3. Horne M, Lindley SE. Divalproex sodium in the treatment of aggressive behavior and dysphoria in patients with organic brain syndromes. J Clin Psychiatry. 1995;56:430-431.
4. Lott AD, McElroy SL, Keys MA. Valproate in the treatment of behavioral agitation in elderly patients with dementia. J Neuropsychiatry Clin Neurosci. 1995;7:314-319.
5. Ellison DW, Beal MF, Mazurek MG, et al. A postmortem study of amino acid neurotransmitters in Alzheimer’s disease. Ann Neurol. 1986;20:616-621.
6. Hardy J, Cowburn R, Barton A, et al. A disorder of cortical GABAergic innervation in Alzheimer’s disease. Neurosci Lett. 1987;73:192-196.
7. Middlemiss DN, Palmer AM, Edel N, Bowen DM. Binding of the novel serotonin agonist 8-hydroxy-2-(di-n-propylamino) tetralin in normal and Alzheimer brain. J Neurochem. 1986;46:993-996.
8. Palmer AM, Stratmann GC, Procter AW, Bowen DM. Possible neurotransmitter basis of behavioral changes in Alzheimer’s disease. Ann Neurol. 1988;23:616-620.
9. Blass JP. Pathophysiology of Alzheimer’s syndrome. Neurology. 1993;43(suppl):S25-S38.
10. McElroy SL, Keck PE Jr. Antiepileptic Drugs. In: Nemeroff CB, Schatzberg AF, eds. American Psychiatric Press Textbook of Psychopharmacology. Washington, DC: American Psychiatric Press; 1995.
11. Pope HG, JR, McElory SL. Valproate. In: Kaplan T, Saddock BE, eds. Comprehensive Textbook of Psychiatry. 6th ed. Baltimore, MD: Williams & Wilkins; 1995.
12. Simler S, Puglisi-Allegra S, Mandel P. Effects of N-dipropylacetate on aggressive behavior and brain GABA level in isolated mice. Pharmacol Biochem Behav. 1983;18:717-720.
13. Eichelman B. Neurochemical and Psychopharmacologic aspects of aggressive behavior. In: Meltzer HY, ed. Pyschopharmacology: the Third Generation Progress. New York, NY: Raven Press; 1987.
14. Giakas WJ, Seibyl JP, Mazure CM. Valproate in the treatment of temper outburst [letter]. J Clin Psychiatry. 1990;51(suppl):S25.
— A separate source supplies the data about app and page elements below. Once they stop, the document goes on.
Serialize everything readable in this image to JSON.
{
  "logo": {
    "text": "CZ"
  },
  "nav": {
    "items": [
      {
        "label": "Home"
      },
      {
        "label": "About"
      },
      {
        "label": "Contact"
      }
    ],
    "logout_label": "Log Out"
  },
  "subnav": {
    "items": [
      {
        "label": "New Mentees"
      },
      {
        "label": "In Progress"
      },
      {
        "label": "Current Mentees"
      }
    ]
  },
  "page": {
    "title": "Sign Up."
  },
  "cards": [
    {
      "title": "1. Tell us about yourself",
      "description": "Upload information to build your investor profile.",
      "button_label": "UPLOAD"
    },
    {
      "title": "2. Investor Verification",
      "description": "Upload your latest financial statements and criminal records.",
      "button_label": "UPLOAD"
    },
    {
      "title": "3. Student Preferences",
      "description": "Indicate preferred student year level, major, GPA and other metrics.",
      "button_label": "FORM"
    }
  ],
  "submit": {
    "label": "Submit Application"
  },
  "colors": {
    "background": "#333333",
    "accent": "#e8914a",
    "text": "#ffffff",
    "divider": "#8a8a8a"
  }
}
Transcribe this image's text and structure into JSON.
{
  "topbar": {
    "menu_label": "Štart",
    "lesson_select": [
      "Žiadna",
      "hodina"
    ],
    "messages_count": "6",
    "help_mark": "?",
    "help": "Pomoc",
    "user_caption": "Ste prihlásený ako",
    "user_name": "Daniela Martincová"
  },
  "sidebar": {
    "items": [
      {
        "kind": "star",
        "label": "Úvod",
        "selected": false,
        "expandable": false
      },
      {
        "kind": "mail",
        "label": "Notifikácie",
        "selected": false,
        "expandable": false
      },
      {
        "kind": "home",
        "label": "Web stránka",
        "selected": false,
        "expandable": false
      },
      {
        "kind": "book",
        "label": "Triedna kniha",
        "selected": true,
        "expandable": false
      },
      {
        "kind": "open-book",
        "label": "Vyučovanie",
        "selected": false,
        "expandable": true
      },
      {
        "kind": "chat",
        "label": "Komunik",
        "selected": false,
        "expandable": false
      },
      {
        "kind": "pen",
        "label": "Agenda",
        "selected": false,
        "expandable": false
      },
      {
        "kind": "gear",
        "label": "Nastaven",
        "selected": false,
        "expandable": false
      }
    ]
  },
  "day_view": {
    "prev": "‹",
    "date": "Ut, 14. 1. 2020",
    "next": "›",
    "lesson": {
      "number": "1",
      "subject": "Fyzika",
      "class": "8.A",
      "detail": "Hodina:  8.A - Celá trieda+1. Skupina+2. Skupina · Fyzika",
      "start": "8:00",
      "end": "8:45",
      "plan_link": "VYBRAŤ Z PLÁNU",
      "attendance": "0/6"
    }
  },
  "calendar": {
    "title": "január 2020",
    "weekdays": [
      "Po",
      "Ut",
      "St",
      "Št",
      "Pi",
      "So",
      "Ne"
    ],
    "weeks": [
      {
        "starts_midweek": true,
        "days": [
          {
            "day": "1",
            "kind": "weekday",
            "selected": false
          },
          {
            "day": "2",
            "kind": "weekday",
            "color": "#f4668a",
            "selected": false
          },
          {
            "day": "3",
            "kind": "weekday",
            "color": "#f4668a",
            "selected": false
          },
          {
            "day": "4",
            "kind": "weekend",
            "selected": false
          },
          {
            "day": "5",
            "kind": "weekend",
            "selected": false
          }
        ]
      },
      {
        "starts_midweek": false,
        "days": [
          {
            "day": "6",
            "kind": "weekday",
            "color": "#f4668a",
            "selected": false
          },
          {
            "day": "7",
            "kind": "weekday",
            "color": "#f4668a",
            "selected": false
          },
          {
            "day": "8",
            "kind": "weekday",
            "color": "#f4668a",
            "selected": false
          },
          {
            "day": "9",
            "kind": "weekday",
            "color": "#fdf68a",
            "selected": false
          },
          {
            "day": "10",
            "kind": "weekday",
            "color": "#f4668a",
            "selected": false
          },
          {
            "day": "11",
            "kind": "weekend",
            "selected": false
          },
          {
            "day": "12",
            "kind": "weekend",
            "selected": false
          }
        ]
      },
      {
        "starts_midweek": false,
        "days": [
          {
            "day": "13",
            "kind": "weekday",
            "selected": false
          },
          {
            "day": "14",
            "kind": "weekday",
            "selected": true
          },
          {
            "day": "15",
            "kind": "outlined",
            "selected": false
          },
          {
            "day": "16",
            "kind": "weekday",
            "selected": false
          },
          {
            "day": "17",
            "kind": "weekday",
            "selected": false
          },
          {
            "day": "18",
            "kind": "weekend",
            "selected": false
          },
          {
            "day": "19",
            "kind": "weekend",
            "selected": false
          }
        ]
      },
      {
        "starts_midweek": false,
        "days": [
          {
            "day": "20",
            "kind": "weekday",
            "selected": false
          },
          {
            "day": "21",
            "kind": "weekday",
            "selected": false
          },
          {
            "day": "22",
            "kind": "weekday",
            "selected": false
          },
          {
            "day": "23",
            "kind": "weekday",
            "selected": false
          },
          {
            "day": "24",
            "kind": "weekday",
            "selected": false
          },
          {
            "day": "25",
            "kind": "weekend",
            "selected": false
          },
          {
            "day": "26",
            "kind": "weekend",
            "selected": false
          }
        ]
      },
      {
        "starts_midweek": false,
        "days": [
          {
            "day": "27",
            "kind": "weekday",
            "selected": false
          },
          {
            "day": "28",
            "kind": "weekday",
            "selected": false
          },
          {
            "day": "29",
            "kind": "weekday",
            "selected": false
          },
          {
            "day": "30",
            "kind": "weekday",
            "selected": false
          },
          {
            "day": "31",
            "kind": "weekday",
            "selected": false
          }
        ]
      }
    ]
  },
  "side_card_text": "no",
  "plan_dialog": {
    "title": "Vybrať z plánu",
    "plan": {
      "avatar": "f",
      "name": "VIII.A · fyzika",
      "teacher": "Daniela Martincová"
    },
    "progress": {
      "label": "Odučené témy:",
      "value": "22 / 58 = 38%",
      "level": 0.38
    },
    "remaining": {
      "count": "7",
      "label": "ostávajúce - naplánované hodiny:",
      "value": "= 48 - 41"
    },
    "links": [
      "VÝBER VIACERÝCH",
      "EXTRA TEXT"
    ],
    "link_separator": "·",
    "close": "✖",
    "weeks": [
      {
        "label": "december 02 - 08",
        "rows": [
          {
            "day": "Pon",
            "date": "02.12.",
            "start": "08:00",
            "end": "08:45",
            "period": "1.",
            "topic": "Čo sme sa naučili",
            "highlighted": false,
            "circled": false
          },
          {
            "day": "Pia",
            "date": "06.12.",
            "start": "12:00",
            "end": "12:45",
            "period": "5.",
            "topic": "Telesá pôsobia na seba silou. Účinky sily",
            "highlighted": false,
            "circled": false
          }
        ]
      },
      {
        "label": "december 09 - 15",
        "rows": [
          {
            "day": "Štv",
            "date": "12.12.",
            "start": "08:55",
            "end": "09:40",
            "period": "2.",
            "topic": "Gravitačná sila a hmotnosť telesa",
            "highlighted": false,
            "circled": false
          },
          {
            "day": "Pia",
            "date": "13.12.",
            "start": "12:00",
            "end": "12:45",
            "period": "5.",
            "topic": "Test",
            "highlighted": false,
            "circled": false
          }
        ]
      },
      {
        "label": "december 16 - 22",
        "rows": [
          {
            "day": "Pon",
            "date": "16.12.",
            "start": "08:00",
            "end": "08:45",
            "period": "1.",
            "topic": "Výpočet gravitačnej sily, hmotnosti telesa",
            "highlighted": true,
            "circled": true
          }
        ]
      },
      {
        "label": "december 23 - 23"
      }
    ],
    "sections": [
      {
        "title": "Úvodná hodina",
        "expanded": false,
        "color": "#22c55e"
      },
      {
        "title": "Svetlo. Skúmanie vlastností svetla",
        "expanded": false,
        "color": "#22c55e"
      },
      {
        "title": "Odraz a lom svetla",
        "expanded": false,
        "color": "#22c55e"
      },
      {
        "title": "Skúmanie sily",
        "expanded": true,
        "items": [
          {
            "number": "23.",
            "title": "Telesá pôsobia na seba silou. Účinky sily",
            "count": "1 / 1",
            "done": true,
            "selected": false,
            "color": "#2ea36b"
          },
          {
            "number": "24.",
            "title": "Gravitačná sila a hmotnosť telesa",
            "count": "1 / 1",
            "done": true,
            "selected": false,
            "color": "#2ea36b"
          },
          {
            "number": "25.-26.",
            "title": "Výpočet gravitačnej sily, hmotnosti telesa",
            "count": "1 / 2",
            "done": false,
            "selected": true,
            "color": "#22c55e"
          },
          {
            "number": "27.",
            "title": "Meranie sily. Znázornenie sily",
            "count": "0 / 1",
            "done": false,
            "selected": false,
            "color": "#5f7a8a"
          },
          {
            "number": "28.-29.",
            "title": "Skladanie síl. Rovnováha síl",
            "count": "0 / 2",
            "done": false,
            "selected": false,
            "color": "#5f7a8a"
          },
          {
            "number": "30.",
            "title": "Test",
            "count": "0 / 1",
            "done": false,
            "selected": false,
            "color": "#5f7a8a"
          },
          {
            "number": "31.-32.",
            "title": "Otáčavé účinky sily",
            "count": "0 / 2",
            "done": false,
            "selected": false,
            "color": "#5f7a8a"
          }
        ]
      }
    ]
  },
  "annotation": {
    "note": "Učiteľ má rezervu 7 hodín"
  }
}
15. Szymanski HV, Olympia J. Divalproex in posttraumatic stress disorder [letter]. Am J Psychiatry. 1991;148:1086-1087.
16. Mazure CM, Druss BG, Cellar JS. Valproate treatment of older psychotic patients with organic mental syndromes and behavioral dyscontrol. J Am Geriatr Soc. 1992;40:914-916.
17. Geracioti TD. Valproic acid treatment of episodic explosiveness related to brain injury [letter].
J Clin Psychiatry. 1994;55:416-417.
18. Haupt M, Kurz A. Predictors of nursing home placement in patients with Alzheimer’s disease. Intl J Geriatr Psychiatry. 1993;8:741-746.
19. Rabins PV, Mace NL, Lucas MJ. The impact of dementia on the family. JAMA. 1982;248:333-335.
20. Chenoweth B, Spencer B. Dementia: the experience of family caregivers. Gerontological Soc Am. 1986;26:267-272.
21. Cohen-Mansfield J, Betlig N. Agitated behaviors in the elderly. I: a conceptual review. J Am Geriatr Soc. 1986;34:711-721.
22. Honmou O, Koesis JD, Richerson GB. Gabapentin potentiates the conductance increase induced by nipecotic acid in CA1 pyramidal neurons in vitro. Epilepsy Res. 1995;39:193-202.
23. Petroff OAC, Rothman DL, Behar KL, et al. The effects of gabapentin on brain gamma-aminobutyric acid patients with epilepsy. Ann Neurol. 1996;39:95-99.